Languages are fun – Quiz!

Dark Continent

Dark Continent

Now that I have returned from the Dark Continent, I felt I needed to share with you some of the things I have learned, one of which is that it is very easy to get by in Swahili with just a few words, BUT you need to make sure that you learn those words properly. The following examples – all taken from real life – will show you exactly how easy it is to make mistakes, especially when nervous and trying to say the right thing:

Role Play 1:
The Swahili for ‘Welcome’ is ‘Karibu’ or ‘Karibuni’.
Now imagine you are the retiring Head of an international school in, let’s say, Tanzania and you are attending your own retirement party in the school hall. How do you greet the assembled staff?
a) Karibu
b) Karibuni
c) Calamari
If you answered c), you have just called the staff a load of squid.

Role Play 2:
The Swahili for ‘Hello’ is ‘Mambo’ or ‘Jambo’.
Now imagine that you are a teacher walking out of the school gates, which are opened for you by a guard who is a local. How do you greet the guard?
a) Mambo
b) Jambo
c) Sambo
If you answered c), you have just put race relations back about 50 years! (If you answered a AND b, then you are not taking this seriously.)

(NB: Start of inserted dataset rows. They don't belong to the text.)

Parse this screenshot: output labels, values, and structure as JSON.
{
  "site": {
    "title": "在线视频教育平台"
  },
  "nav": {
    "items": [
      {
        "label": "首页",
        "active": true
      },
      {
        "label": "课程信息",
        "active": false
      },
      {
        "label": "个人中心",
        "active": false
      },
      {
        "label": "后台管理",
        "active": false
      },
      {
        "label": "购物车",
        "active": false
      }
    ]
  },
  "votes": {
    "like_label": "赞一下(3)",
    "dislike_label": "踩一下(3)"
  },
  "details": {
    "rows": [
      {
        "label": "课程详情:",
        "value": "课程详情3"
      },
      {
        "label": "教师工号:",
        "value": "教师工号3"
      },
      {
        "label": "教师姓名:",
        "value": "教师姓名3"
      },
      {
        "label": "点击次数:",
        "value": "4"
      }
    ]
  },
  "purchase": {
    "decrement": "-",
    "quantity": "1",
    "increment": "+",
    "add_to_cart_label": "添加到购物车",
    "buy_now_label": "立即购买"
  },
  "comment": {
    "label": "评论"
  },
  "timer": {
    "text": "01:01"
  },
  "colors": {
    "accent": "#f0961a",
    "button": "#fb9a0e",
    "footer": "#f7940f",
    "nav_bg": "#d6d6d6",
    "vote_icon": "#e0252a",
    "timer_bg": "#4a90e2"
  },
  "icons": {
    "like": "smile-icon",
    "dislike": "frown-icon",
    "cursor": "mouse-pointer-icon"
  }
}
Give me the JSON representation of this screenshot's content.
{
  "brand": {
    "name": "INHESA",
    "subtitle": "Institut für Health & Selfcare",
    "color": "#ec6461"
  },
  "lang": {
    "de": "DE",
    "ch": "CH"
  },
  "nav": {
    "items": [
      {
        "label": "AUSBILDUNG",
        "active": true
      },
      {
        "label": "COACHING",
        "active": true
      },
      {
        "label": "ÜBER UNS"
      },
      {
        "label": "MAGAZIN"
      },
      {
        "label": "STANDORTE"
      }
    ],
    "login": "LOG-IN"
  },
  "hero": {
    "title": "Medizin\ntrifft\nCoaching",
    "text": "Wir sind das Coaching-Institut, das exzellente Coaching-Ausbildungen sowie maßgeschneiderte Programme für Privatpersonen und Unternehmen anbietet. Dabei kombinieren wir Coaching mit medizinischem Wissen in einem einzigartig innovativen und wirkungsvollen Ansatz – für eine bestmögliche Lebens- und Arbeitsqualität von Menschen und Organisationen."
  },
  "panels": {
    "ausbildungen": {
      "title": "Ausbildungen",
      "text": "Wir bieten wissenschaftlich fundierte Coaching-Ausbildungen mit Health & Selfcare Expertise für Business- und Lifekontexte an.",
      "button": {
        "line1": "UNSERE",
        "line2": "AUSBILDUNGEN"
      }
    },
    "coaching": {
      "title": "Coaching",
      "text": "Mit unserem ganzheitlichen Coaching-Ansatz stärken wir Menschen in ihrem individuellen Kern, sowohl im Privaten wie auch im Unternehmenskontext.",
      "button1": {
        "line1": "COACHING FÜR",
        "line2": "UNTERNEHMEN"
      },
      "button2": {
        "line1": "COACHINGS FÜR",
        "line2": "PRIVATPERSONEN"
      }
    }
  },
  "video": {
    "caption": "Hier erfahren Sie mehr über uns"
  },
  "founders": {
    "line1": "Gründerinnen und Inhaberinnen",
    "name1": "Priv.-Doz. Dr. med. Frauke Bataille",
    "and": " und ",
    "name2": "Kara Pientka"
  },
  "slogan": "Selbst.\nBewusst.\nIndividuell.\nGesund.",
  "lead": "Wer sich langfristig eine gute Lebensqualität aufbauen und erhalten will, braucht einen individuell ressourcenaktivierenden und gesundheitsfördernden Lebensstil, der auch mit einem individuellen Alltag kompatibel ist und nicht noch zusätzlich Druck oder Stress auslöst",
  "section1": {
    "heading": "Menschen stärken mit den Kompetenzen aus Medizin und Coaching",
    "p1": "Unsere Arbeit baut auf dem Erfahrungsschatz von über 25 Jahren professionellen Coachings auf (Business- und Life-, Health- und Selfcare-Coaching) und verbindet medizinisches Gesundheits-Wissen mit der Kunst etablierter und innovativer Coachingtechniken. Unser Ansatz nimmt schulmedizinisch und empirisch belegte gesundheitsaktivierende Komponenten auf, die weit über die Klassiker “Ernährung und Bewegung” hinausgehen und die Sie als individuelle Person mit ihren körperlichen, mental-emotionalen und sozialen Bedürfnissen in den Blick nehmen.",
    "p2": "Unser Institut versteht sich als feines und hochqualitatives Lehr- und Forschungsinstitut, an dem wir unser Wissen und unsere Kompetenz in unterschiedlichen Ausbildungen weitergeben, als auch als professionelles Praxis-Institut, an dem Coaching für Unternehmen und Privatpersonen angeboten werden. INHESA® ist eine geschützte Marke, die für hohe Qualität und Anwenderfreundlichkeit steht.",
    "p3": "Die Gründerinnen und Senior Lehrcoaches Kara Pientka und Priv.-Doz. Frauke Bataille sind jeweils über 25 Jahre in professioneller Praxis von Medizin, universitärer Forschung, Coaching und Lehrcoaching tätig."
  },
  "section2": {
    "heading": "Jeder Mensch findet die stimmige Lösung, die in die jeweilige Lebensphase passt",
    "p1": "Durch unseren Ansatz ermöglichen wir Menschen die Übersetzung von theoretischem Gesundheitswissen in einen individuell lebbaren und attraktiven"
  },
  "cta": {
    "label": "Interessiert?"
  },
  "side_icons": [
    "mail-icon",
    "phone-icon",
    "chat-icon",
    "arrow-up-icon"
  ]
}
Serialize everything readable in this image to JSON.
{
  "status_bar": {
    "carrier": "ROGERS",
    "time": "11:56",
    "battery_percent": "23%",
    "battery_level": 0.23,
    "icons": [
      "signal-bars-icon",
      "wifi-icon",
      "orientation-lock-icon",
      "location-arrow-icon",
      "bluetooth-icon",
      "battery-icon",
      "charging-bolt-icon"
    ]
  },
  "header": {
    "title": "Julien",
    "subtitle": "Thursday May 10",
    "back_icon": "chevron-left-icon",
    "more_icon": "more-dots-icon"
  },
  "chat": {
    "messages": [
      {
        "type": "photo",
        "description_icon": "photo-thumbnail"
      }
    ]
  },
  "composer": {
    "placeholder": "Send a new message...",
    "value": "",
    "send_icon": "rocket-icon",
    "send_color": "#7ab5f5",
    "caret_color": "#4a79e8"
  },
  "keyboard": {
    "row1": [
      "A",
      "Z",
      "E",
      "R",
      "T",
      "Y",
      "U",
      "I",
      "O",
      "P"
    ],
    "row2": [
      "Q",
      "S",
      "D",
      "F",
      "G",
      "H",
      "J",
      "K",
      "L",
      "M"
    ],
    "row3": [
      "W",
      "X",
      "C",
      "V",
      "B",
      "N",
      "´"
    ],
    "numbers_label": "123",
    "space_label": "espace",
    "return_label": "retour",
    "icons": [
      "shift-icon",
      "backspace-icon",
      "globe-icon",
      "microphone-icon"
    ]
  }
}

Role Play 3:
You are on safari and your guide points out a large black and white bird. Trying to show off, you proudly announce that you know what it is. What do you say?
a) Marabou
b) Caribou
c) Karibu
The only correct answer is a), a marabou being a large stork. If you answered b), you are on the wrong continent, since caribou is the North American name for reindeer, and if you answered c), you clearly did not pay any attention to the information given in Role Play 1.

Role Play 4:
The Swahili for ‘Hello’ is ‘Habari’.
Now imagine that you wish to greet someone in the street. What do you say?
a) Habari
b) Haribo
The only correct answer is a). If you said b), then you have seen too many TV adverts.

Two of these were – gulp! – mistakes made by the LSG herself, proving that I, too, have some human frailties!

And there you are – ready for your first hesitant steps in Swahili, which will be of great use in Derby, Ponty, Devon, Non-Iron and many other places where I have FB friends. Hakuna matata!